**Try it**.
Reproduce all the material verbatim, down to the last line.
===== Data supplied
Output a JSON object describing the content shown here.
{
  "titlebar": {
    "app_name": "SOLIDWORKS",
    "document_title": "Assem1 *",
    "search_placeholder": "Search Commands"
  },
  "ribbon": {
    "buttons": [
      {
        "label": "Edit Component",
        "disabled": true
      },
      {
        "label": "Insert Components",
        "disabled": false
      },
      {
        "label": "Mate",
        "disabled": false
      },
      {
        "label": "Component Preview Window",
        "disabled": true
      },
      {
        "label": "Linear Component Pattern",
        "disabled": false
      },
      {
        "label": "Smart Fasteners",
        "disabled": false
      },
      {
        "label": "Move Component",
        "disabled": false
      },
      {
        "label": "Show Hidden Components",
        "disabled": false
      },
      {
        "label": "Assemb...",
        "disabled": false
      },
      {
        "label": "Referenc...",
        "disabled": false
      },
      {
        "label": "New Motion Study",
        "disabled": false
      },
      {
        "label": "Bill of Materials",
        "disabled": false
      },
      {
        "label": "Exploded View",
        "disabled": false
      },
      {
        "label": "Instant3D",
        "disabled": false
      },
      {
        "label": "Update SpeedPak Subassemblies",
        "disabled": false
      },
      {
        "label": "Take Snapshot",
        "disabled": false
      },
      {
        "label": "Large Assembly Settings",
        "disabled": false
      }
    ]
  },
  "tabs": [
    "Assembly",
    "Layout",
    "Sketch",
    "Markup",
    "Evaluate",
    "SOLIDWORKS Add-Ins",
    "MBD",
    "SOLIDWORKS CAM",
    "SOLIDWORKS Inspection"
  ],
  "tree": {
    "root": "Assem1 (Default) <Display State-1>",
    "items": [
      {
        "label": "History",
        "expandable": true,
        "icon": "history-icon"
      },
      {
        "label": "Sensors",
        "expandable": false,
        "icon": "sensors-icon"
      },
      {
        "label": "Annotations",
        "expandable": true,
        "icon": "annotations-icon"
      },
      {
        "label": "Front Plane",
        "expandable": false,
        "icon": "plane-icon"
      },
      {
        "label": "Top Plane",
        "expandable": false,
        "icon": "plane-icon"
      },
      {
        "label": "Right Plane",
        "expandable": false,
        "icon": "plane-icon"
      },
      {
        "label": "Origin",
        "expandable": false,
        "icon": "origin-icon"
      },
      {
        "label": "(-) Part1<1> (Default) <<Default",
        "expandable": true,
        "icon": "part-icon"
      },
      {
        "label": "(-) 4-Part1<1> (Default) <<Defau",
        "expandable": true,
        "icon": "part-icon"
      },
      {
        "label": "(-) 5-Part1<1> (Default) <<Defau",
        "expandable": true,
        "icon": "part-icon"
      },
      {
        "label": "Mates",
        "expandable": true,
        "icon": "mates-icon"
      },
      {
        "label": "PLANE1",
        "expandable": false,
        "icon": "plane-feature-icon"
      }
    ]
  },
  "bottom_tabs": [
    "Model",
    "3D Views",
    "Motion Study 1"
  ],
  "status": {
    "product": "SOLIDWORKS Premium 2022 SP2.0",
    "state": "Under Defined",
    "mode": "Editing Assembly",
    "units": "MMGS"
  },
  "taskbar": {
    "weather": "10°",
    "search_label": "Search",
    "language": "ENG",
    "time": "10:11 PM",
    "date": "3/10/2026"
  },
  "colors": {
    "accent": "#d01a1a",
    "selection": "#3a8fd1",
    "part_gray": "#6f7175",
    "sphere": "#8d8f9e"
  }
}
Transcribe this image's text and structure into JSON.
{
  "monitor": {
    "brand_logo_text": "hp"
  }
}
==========
**Result for this task**.
Output a JSON object describing the content shown here.
{
  "titlebar": {
    "app_name": "SOLIDWORKS",
    "document_title": "Assem1 *",
    "search_placeholder": "Search Commands"
  },
  "ribbon": {
    "buttons": [
      {
        "label": "Edit Component",
        "disabled": true
      },
      {
        "label": "Insert Components",
        "disabled": false
      },
      {
        "label": "Mate",
        "disabled": false
      },
      {
        "label": "Component Preview Window",
        "disabled": true
      },
      {
        "label": "Linear Component Pattern",
        "disabled": false
      },
      {
        "label": "Smart Fasteners",
        "disabled": false
      },
      {
        "label": "Move Component",
        "disabled": false
      },
      {
        "label": "Show Hidden Components",
        "disabled": false
      },
      {
        "label": "Assemb...",
        "disabled": false
      },
      {
        "label": "Referenc...",
        "disabled": false
      },
      {
        "label": "New Motion Study",
        "disabled": false
      },
      {
        "label": "Bill of Materials",
        "disabled": false
      },
      {
        "label": "Exploded View",
        "disabled": false
      },
      {
        "label": "Instant3D",
        "disabled": false
      },
      {
        "label": "Update SpeedPak Subassemblies",
        "disabled": false
      },
      {
        "label": "Take Snapshot",
        "disabled": false
      },
      {
        "label": "Large Assembly Settings",
        "disabled": false
      }
    ]
  },
  "tabs": [
    "Assembly",
    "Layout",
    "Sketch",
    "Markup",
    "Evaluate",
    "SOLIDWORKS Add-Ins",
    "MBD",
    "SOLIDWORKS CAM",
    "SOLIDWORKS Inspection"
  ],
  "tree": {
    "root": "Assem1 (Default) <Display State-1>",
    "items": [
      {
        "label": "History",
        "expandable": true,
        "icon": "history-icon"
      },
      {
        "label": "Sensors",
        "expandable": false,
        "icon": "sensors-icon"
      },
      {
        "label": "Annotations",
        "expandable": true,
        "icon": "annotations-icon"
      },
      {
        "label": "Front Plane",
        "expandable": false,
        "icon": "plane-icon"
      },
      {
        "label": "Top Plane",
        "expandable": false,
        "icon": "plane-icon"
      },
      {
        "label": "Right Plane",
        "expandable": false,
        "icon": "plane-icon"
      },
      {
        "label": "Origin",
        "expandable": false,
        "icon": "origin-icon"
      },
      {
        "label": "(-) Part1<1> (Default) <<Default",
        "expandable": true,
        "icon": "part-icon"
      },
      {
        "label": "(-) 4-Part1<1> (Default) <<Defau",
        "expandable": true,
        "icon": "part-icon"
      },
      {
        "label": "(-) 5-Part1<1> (Default) <<Defau",
        "expandable": true,
        "icon": "part-icon"
      },
      {
        "label": "Mates",
        "expandable": true,
        "icon": "mates-icon"
      },
      {
        "label": "PLANE1",
        "expandable": false,
        "icon": "plane-feature-icon"
      }
    ]
  },
  "bottom_tabs": [
    "Model",
    "3D Views",
    "Motion Study 1"
  ],
  "status": {
    "product": "SOLIDWORKS Premium 2022 SP2.0",
    "state": "Under Defined",
    "mode": "Editing Assembly",
    "units": "MMGS"
  },
  "taskbar": {
    "weather": "10°",
    "search_label": "Search",
    "language": "ENG",
    "time": "10:11 PM",
    "date": "3/10/2026"
  },
  "colors": {
    "accent": "#d01a1a",
    "selection": "#3a8fd1",
    "part_gray": "#6f7175",
    "sphere": "#8d8f9e"
  }
}
Transcribe this image's text and structure into JSON.
{
  "monitor": {
    "brand_logo_text": "hp"
  }
}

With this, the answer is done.